Your objective:
Wherever the word "image" shows up in the data, report the line it sits in.

Records provided:
════════════════════

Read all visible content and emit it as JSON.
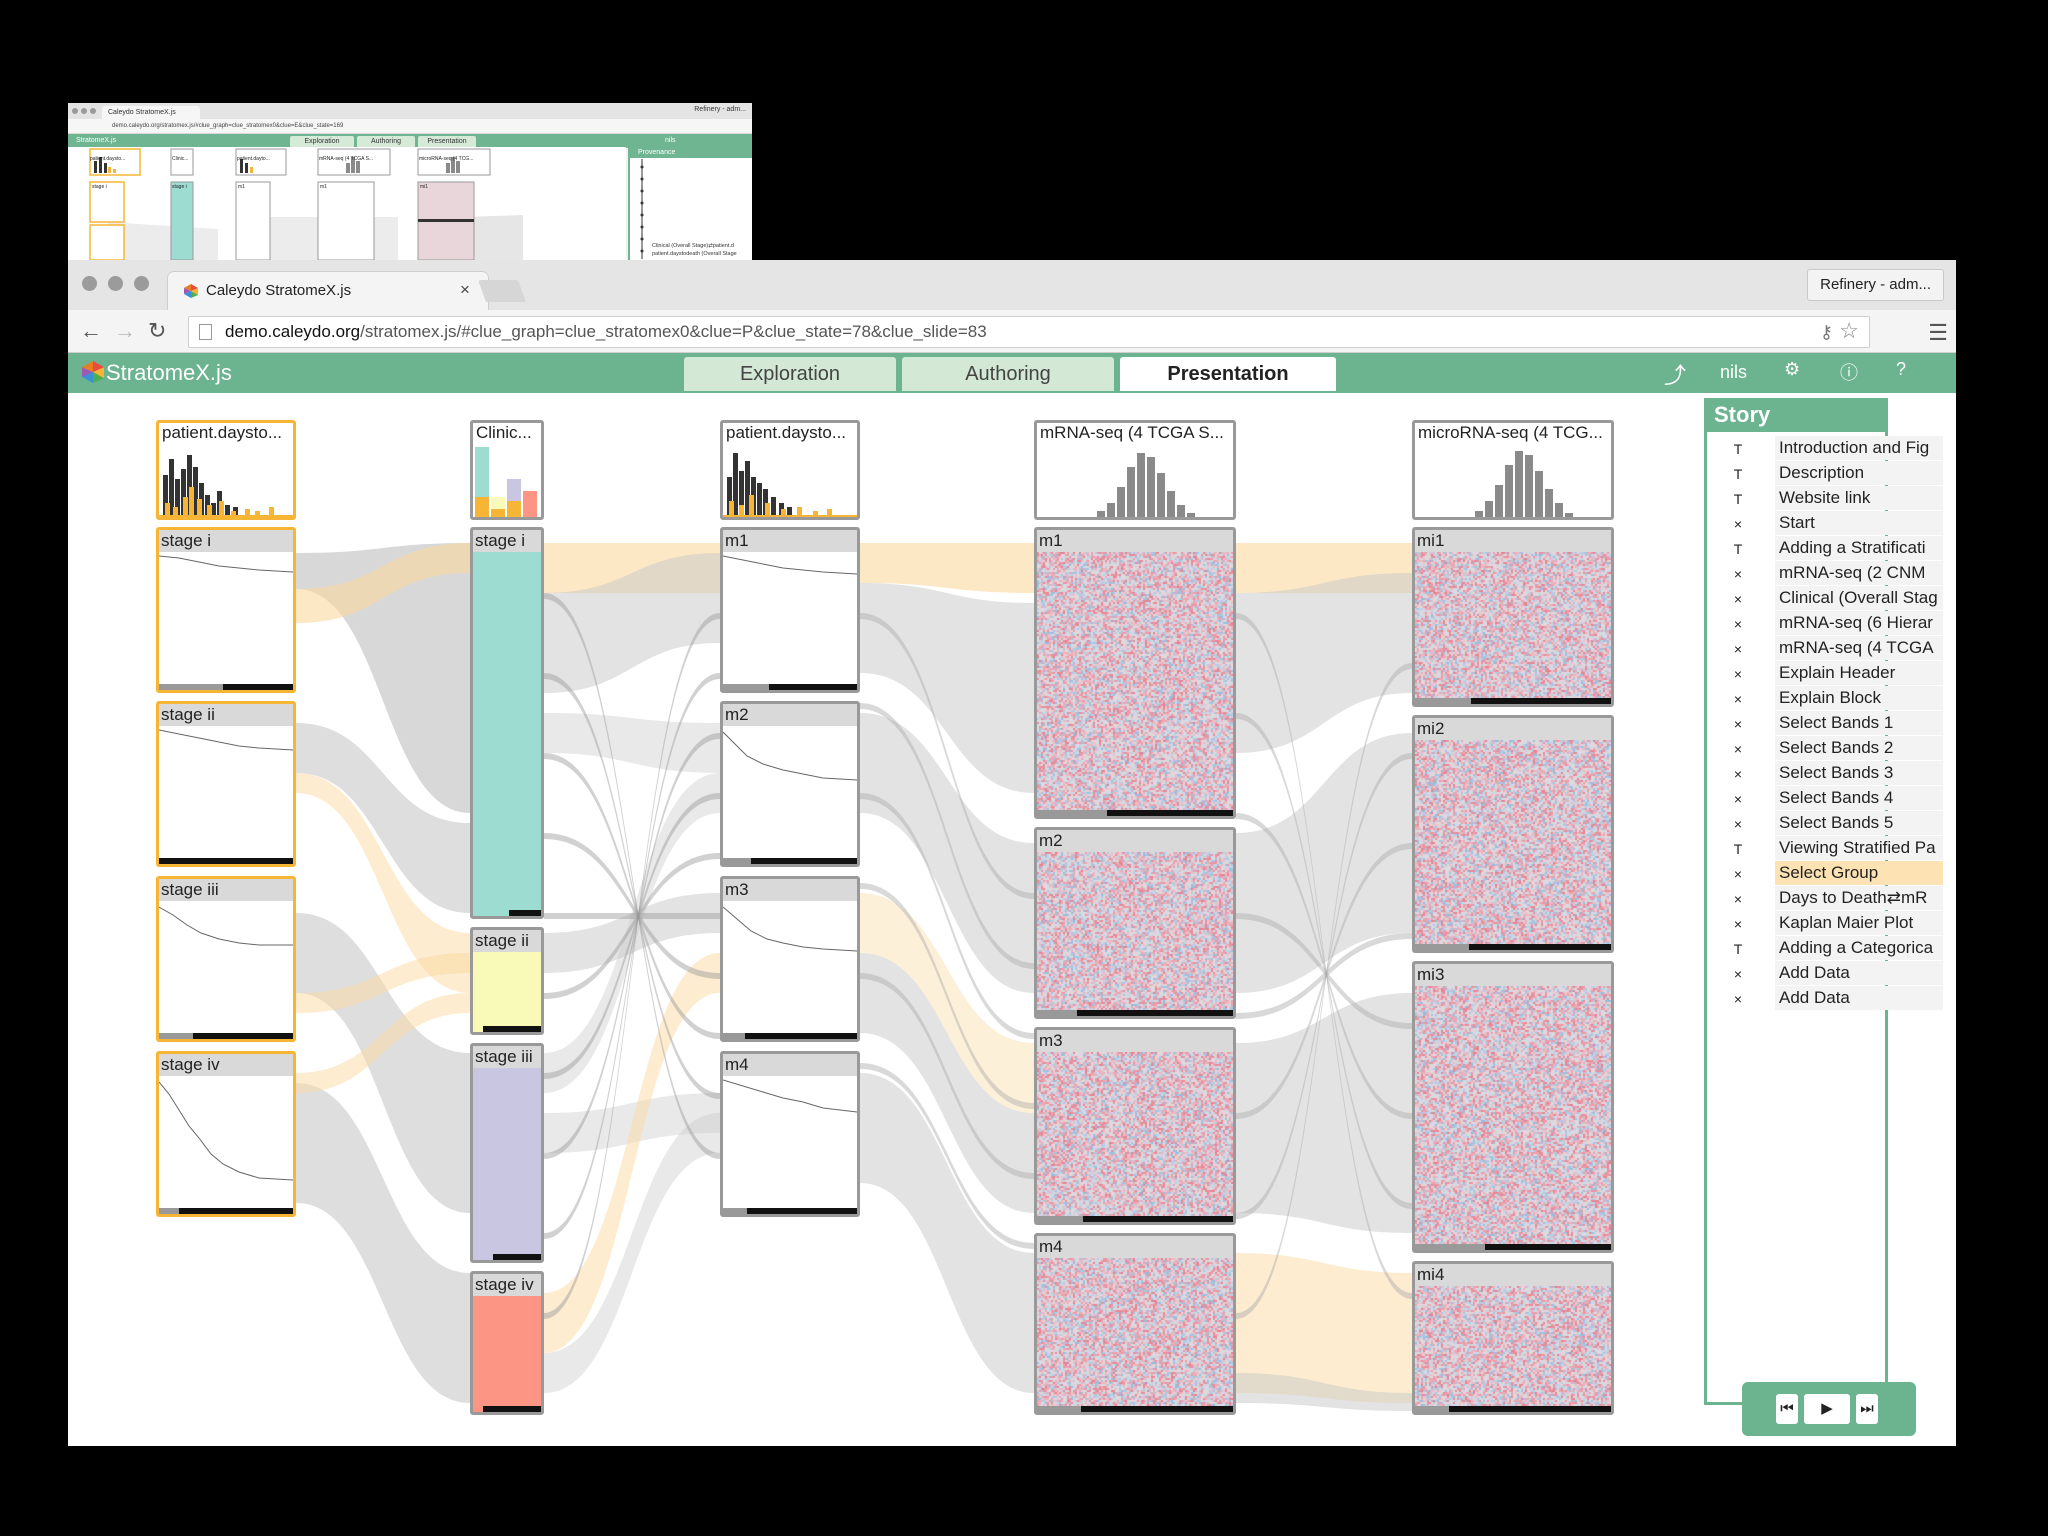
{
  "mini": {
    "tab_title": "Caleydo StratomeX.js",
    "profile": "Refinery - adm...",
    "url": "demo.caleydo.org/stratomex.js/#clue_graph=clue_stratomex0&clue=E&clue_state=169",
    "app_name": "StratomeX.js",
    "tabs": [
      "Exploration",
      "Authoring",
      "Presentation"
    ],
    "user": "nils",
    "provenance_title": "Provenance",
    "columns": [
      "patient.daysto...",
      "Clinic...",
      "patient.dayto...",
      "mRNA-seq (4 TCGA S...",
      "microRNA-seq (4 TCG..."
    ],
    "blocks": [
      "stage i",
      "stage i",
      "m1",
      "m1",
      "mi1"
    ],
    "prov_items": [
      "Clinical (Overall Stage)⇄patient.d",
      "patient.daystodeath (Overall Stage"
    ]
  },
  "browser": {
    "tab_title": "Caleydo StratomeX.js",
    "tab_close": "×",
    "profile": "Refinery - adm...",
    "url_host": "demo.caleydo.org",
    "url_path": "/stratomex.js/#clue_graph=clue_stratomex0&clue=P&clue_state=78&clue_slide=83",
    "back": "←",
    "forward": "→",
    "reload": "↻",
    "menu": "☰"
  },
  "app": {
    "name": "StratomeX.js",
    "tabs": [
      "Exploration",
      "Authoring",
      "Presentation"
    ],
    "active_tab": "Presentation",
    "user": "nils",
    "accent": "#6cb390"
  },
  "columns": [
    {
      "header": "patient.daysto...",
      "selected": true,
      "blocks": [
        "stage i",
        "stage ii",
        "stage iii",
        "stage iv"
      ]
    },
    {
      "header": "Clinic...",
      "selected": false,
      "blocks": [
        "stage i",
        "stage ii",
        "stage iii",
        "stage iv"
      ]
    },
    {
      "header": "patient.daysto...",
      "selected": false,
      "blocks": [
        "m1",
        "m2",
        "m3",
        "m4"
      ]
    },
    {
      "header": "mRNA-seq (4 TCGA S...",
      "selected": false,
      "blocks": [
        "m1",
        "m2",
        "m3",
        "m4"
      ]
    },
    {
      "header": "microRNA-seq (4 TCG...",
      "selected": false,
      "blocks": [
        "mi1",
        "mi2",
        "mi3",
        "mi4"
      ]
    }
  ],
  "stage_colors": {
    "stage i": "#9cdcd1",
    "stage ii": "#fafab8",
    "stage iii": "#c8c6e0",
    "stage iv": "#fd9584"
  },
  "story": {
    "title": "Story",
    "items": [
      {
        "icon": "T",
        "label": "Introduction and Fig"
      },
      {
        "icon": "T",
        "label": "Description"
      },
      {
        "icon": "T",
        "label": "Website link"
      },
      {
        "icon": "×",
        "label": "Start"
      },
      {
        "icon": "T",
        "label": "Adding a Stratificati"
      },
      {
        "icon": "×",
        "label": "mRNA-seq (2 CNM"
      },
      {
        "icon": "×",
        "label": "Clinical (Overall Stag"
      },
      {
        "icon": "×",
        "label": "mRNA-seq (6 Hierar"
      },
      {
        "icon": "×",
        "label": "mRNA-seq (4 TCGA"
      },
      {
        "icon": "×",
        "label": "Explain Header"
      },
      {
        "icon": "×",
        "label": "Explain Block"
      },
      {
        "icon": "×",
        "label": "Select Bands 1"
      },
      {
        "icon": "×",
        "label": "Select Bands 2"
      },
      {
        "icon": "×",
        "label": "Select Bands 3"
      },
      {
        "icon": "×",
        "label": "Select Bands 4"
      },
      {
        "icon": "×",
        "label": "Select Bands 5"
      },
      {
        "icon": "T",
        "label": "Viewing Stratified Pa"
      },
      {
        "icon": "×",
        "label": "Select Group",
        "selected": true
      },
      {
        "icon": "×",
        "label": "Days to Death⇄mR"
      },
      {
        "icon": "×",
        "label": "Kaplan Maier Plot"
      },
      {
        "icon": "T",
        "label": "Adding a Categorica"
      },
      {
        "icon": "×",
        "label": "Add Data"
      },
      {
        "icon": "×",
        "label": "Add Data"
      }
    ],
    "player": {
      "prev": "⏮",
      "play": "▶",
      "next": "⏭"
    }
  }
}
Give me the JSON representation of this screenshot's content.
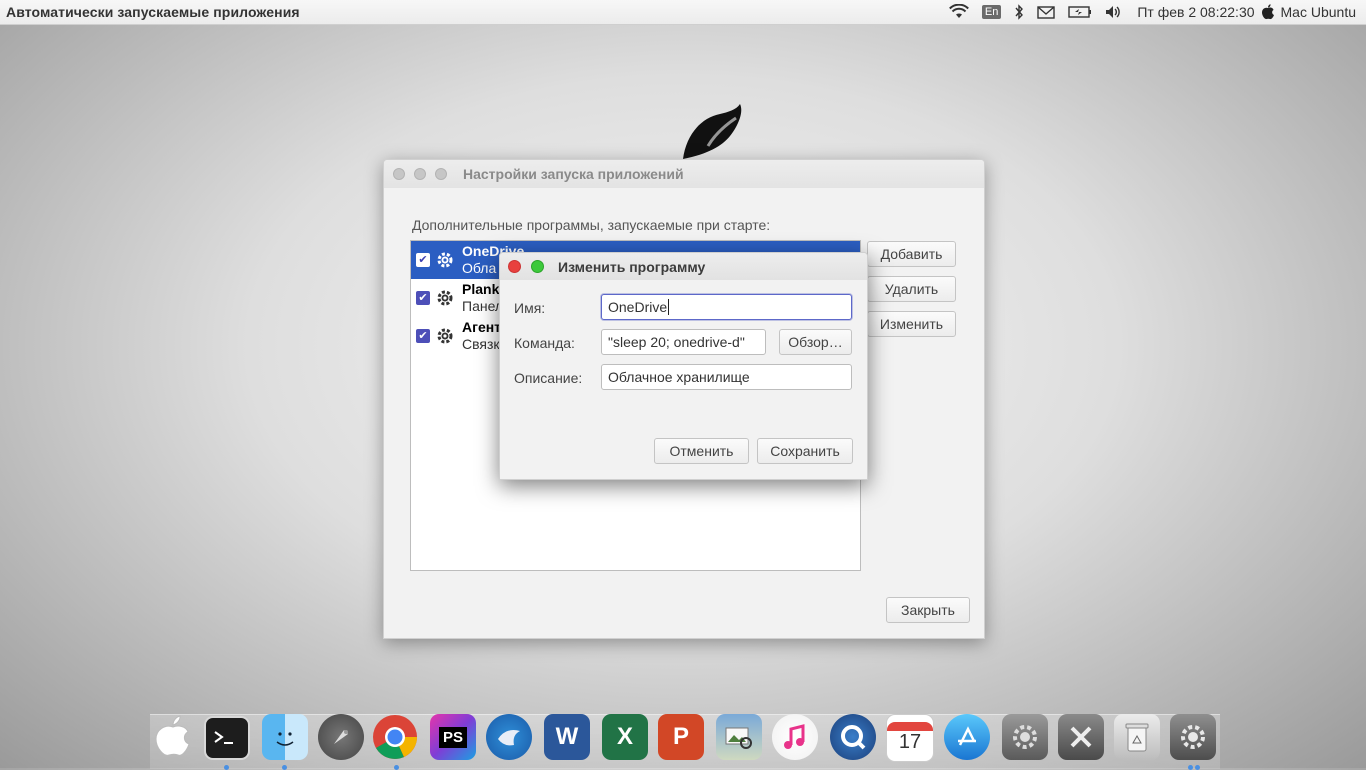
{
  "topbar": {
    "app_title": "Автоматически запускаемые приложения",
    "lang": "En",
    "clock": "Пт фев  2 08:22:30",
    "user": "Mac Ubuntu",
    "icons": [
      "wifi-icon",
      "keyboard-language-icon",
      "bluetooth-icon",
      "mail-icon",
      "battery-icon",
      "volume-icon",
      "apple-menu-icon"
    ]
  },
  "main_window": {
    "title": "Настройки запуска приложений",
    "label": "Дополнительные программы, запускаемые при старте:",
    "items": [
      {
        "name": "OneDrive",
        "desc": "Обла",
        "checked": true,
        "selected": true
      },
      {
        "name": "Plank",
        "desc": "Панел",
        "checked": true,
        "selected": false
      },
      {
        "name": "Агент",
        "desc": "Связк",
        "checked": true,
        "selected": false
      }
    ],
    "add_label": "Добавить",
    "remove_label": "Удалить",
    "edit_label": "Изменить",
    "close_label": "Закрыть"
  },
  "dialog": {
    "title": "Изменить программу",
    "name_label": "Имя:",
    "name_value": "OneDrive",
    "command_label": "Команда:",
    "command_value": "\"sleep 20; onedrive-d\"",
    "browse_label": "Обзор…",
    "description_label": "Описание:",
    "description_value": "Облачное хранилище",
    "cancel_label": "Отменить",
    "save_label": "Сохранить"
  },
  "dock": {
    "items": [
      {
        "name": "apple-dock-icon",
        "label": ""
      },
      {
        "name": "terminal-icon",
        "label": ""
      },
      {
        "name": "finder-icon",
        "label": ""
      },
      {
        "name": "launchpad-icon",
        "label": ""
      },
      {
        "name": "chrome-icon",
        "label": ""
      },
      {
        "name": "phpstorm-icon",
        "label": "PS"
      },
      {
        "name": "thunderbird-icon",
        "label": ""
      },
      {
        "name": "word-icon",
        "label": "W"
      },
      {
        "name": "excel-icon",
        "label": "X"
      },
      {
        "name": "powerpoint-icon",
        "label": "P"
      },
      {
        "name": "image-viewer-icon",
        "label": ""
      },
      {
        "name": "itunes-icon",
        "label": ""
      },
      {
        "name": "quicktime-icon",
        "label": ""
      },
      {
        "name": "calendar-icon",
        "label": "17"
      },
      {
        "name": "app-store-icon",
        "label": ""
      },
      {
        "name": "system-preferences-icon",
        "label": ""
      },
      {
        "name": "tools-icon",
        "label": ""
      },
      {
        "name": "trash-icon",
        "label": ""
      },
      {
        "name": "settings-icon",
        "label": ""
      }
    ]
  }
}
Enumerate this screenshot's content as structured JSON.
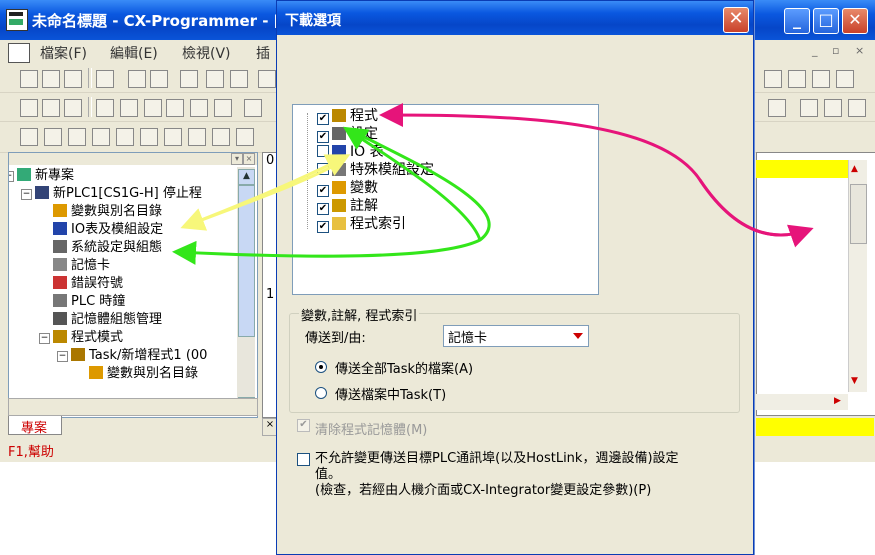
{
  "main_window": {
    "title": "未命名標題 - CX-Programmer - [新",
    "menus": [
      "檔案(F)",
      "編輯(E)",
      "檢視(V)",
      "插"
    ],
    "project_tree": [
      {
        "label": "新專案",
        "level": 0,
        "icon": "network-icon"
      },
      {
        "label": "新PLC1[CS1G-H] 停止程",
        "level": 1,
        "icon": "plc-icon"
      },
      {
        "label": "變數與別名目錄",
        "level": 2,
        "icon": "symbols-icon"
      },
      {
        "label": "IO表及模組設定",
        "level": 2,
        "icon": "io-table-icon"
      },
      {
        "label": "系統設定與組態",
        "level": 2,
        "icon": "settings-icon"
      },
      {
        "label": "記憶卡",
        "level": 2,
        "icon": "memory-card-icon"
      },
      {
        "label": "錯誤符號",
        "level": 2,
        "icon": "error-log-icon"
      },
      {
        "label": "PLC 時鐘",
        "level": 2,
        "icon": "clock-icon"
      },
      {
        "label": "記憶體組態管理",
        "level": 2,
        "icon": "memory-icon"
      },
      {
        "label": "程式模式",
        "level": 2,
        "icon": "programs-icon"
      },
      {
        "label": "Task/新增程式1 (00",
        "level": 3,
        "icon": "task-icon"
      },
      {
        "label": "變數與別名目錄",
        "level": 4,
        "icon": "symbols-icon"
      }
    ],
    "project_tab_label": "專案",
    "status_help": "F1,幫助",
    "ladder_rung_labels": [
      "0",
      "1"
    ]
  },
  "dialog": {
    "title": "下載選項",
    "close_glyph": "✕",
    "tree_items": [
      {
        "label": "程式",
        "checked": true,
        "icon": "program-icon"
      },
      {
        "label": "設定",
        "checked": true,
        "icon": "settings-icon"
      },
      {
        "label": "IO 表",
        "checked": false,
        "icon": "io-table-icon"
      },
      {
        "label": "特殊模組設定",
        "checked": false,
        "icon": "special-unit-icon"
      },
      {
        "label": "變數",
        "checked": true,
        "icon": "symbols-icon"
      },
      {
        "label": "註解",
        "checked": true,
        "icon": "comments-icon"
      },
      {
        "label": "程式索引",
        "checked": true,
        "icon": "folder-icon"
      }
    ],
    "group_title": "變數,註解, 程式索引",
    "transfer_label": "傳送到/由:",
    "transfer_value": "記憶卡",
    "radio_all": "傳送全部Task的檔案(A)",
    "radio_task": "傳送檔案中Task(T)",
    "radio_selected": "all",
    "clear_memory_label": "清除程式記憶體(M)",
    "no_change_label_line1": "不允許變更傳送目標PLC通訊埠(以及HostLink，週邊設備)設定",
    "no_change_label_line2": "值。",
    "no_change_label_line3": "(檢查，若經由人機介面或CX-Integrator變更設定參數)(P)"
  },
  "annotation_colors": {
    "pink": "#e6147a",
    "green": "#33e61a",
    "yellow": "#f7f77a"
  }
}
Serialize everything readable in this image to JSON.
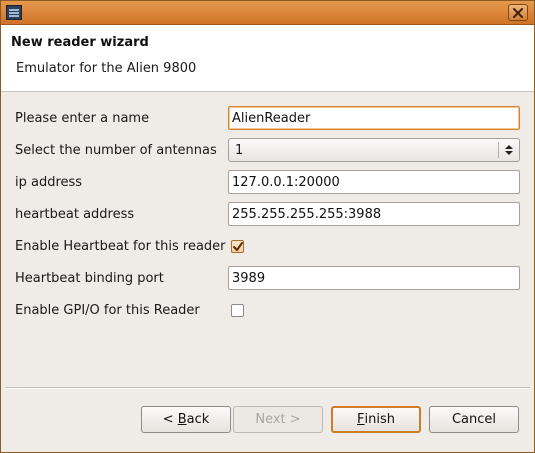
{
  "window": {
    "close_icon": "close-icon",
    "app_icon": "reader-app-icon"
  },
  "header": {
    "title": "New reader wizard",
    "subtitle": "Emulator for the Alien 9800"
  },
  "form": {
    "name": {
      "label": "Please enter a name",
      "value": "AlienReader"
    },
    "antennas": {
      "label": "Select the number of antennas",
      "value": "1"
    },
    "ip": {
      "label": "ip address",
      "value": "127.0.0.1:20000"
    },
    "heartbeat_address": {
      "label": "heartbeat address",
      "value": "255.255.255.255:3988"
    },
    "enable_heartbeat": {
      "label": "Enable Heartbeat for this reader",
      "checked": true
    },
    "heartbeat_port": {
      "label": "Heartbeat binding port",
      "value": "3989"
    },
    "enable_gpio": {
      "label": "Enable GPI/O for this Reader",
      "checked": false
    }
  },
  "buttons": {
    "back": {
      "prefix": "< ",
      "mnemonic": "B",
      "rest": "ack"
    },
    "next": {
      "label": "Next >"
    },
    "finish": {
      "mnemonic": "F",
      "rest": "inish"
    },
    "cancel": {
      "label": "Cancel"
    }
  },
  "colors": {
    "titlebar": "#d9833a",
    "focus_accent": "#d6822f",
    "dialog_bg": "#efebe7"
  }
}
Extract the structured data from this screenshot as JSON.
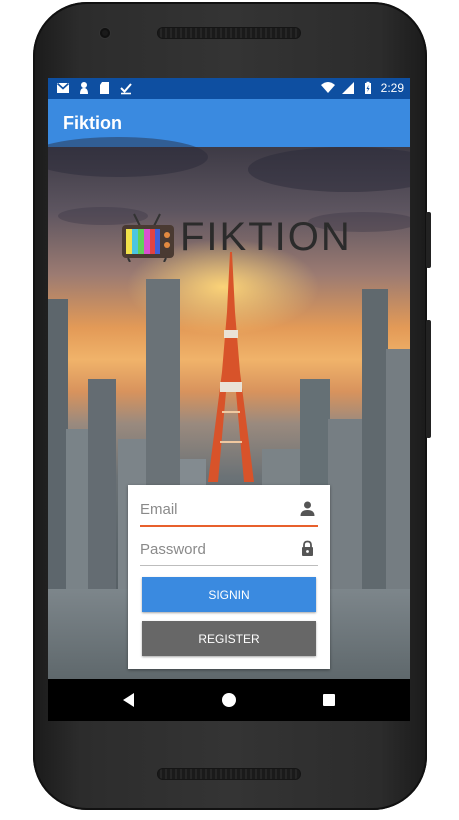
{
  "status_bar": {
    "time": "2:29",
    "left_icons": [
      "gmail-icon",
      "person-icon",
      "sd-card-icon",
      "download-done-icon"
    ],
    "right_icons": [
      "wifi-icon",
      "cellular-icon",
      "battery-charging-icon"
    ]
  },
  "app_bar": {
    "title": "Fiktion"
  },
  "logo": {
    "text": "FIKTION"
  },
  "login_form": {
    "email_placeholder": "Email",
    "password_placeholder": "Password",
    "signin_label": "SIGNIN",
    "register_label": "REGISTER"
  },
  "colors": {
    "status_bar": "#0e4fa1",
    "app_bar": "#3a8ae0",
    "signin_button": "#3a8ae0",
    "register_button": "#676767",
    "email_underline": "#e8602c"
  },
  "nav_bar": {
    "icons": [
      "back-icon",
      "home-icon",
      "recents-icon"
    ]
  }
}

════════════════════

Your response:
        "name": "image-viewer-icon",
Serialize everything readable in this image to JSON.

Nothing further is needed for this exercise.